** RECORDS SUPPLIED follows **

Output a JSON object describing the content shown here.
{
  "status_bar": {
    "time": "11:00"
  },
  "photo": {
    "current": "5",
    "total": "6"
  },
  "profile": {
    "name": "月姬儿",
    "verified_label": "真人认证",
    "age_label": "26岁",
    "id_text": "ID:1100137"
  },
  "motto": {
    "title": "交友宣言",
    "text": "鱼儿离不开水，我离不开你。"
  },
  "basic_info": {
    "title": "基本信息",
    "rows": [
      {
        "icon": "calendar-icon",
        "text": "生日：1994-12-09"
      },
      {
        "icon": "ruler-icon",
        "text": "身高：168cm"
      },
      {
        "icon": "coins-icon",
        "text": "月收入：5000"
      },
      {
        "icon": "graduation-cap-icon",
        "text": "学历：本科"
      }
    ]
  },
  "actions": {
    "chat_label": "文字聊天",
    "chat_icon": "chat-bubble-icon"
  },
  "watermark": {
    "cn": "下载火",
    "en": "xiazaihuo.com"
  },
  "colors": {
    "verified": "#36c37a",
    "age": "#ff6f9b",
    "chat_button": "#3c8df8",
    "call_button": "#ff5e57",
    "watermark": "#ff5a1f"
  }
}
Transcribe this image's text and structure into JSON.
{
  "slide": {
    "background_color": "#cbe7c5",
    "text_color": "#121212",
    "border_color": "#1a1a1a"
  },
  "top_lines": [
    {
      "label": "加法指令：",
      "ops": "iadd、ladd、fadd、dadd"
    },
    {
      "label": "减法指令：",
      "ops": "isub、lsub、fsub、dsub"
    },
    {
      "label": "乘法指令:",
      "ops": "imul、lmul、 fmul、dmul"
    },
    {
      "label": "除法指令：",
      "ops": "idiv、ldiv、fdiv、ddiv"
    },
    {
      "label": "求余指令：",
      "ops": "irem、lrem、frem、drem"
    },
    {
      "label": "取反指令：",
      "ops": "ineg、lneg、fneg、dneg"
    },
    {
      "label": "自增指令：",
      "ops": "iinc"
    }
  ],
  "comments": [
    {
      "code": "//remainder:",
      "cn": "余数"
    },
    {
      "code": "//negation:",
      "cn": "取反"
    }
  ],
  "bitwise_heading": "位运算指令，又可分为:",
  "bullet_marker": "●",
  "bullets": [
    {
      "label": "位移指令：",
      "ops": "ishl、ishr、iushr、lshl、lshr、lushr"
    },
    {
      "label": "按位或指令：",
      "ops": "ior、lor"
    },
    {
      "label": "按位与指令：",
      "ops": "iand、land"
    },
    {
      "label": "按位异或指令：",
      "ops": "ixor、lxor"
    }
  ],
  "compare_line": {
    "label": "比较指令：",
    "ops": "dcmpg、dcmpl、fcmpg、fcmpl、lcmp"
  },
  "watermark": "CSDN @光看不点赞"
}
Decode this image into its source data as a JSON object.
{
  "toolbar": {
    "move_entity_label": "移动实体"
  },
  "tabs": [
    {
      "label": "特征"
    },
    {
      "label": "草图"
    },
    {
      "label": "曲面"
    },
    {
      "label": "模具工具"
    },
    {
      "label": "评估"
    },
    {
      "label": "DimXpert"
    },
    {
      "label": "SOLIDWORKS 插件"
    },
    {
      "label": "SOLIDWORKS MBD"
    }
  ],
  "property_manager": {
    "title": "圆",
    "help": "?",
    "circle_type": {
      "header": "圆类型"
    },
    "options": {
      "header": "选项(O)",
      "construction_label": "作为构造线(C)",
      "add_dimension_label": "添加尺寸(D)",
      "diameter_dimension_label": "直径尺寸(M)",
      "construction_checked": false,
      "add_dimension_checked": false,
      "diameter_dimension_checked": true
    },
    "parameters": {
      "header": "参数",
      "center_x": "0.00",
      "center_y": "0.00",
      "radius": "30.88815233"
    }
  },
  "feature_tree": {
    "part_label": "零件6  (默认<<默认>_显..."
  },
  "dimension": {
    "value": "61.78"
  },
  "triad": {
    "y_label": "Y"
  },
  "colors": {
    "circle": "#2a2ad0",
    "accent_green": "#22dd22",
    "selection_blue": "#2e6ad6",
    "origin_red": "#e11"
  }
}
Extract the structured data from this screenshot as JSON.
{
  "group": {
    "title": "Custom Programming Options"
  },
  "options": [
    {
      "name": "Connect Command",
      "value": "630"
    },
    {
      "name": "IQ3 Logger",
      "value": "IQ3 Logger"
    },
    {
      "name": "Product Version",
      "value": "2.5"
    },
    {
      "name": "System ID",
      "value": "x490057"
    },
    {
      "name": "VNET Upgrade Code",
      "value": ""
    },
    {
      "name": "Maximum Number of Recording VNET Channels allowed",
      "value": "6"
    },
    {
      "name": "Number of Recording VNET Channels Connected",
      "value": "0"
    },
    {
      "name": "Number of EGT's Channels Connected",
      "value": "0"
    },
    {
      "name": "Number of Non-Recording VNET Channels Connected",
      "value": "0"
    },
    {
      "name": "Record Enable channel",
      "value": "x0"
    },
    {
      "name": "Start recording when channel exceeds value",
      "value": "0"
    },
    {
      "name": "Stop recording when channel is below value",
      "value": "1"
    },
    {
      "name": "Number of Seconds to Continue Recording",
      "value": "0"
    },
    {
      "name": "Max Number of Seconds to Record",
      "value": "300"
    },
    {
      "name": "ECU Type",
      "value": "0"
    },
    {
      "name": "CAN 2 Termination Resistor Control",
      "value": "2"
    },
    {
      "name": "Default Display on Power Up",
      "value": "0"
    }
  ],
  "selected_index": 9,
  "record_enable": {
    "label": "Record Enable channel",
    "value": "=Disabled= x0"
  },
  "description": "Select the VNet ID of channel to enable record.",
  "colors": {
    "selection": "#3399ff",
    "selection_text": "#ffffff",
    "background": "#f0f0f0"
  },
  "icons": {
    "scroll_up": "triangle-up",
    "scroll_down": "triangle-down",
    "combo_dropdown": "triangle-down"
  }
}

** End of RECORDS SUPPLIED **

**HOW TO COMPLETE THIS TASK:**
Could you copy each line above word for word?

**RESPONSE:**
Output a JSON object describing the content shown here.
{
  "status_bar": {
    "time": "11:00"
  },
  "photo": {
    "current": "5",
    "total": "6"
  },
  "profile": {
    "name": "月姬儿",
    "verified_label": "真人认证",
    "age_label": "26岁",
    "id_text": "ID:1100137"
  },
  "motto": {
    "title": "交友宣言",
    "text": "鱼儿离不开水，我离不开你。"
  },
  "basic_info": {
    "title": "基本信息",
    "rows": [
      {
        "icon": "calendar-icon",
        "text": "生日：1994-12-09"
      },
      {
        "icon": "ruler-icon",
        "text": "身高：168cm"
      },
      {
        "icon": "coins-icon",
        "text": "月收入：5000"
      },
      {
        "icon": "graduation-cap-icon",
        "text": "学历：本科"
      }
    ]
  },
  "actions": {
    "chat_label": "文字聊天",
    "chat_icon": "chat-bubble-icon"
  },
  "watermark": {
    "cn": "下载火",
    "en": "xiazaihuo.com"
  },
  "colors": {
    "verified": "#36c37a",
    "age": "#ff6f9b",
    "chat_button": "#3c8df8",
    "call_button": "#ff5e57",
    "watermark": "#ff5a1f"
  }
}
Transcribe this image's text and structure into JSON.
{
  "slide": {
    "background_color": "#cbe7c5",
    "text_color": "#121212",
    "border_color": "#1a1a1a"
  },
  "top_lines": [
    {
      "label": "加法指令：",
      "ops": "iadd、ladd、fadd、dadd"
    },
    {
      "label": "减法指令：",
      "ops": "isub、lsub、fsub、dsub"
    },
    {
      "label": "乘法指令:",
      "ops": "imul、lmul、 fmul、dmul"
    },
    {
      "label": "除法指令：",
      "ops": "idiv、ldiv、fdiv、ddiv"
    },
    {
      "label": "求余指令：",
      "ops": "irem、lrem、frem、drem"
    },
    {
      "label": "取反指令：",
      "ops": "ineg、lneg、fneg、dneg"
    },
    {
      "label": "自增指令：",
      "ops": "iinc"
    }
  ],
  "comments": [
    {
      "code": "//remainder:",
      "cn": "余数"
    },
    {
      "code": "//negation:",
      "cn": "取反"
    }
  ],
  "bitwise_heading": "位运算指令，又可分为:",
  "bullet_marker": "●",
  "bullets": [
    {
      "label": "位移指令：",
      "ops": "ishl、ishr、iushr、lshl、lshr、lushr"
    },
    {
      "label": "按位或指令：",
      "ops": "ior、lor"
    },
    {
      "label": "按位与指令：",
      "ops": "iand、land"
    },
    {
      "label": "按位异或指令：",
      "ops": "ixor、lxor"
    }
  ],
  "compare_line": {
    "label": "比较指令：",
    "ops": "dcmpg、dcmpl、fcmpg、fcmpl、lcmp"
  },
  "watermark": "CSDN @光看不点赞"
}
Decode this image into its source data as a JSON object.
{
  "toolbar": {
    "move_entity_label": "移动实体"
  },
  "tabs": [
    {
      "label": "特征"
    },
    {
      "label": "草图"
    },
    {
      "label": "曲面"
    },
    {
      "label": "模具工具"
    },
    {
      "label": "评估"
    },
    {
      "label": "DimXpert"
    },
    {
      "label": "SOLIDWORKS 插件"
    },
    {
      "label": "SOLIDWORKS MBD"
    }
  ],
  "property_manager": {
    "title": "圆",
    "help": "?",
    "circle_type": {
      "header": "圆类型"
    },
    "options": {
      "header": "选项(O)",
      "construction_label": "作为构造线(C)",
      "add_dimension_label": "添加尺寸(D)",
      "diameter_dimension_label": "直径尺寸(M)",
      "construction_checked": false,
      "add_dimension_checked": false,
      "diameter_dimension_checked": true
    },
    "parameters": {
      "header": "参数",
      "center_x": "0.00",
      "center_y": "0.00",
      "radius": "30.88815233"
    }
  },
  "feature_tree": {
    "part_label": "零件6  (默认<<默认>_显..."
  },
  "dimension": {
    "value": "61.78"
  },
  "triad": {
    "y_label": "Y"
  },
  "colors": {
    "circle": "#2a2ad0",
    "accent_green": "#22dd22",
    "selection_blue": "#2e6ad6",
    "origin_red": "#e11"
  }
}
Extract the structured data from this screenshot as JSON.
{
  "group": {
    "title": "Custom Programming Options"
  },
  "options": [
    {
      "name": "Connect Command",
      "value": "630"
    },
    {
      "name": "IQ3 Logger",
      "value": "IQ3 Logger"
    },
    {
      "name": "Product Version",
      "value": "2.5"
    },
    {
      "name": "System ID",
      "value": "x490057"
    },
    {
      "name": "VNET Upgrade Code",
      "value": ""
    },
    {
      "name": "Maximum Number of Recording VNET Channels allowed",
      "value": "6"
    },
    {
      "name": "Number of Recording VNET Channels Connected",
      "value": "0"
    },
    {
      "name": "Number of EGT's Channels Connected",
      "value": "0"
    },
    {
      "name": "Number of Non-Recording VNET Channels Connected",
      "value": "0"
    },
    {
      "name": "Record Enable channel",
      "value": "x0"
    },
    {
      "name": "Start recording when channel exceeds value",
      "value": "0"
    },
    {
      "name": "Stop recording when channel is below value",
      "value": "1"
    },
    {
      "name": "Number of Seconds to Continue Recording",
      "value": "0"
    },
    {
      "name": "Max Number of Seconds to Record",
      "value": "300"
    },
    {
      "name": "ECU Type",
      "value": "0"
    },
    {
      "name": "CAN 2 Termination Resistor Control",
      "value": "2"
    },
    {
      "name": "Default Display on Power Up",
      "value": "0"
    }
  ],
  "selected_index": 9,
  "record_enable": {
    "label": "Record Enable channel",
    "value": "=Disabled= x0"
  },
  "description": "Select the VNet ID of channel to enable record.",
  "colors": {
    "selection": "#3399ff",
    "selection_text": "#ffffff",
    "background": "#f0f0f0"
  },
  "icons": {
    "scroll_up": "triangle-up",
    "scroll_down": "triangle-down",
    "combo_dropdown": "triangle-down"
  }
}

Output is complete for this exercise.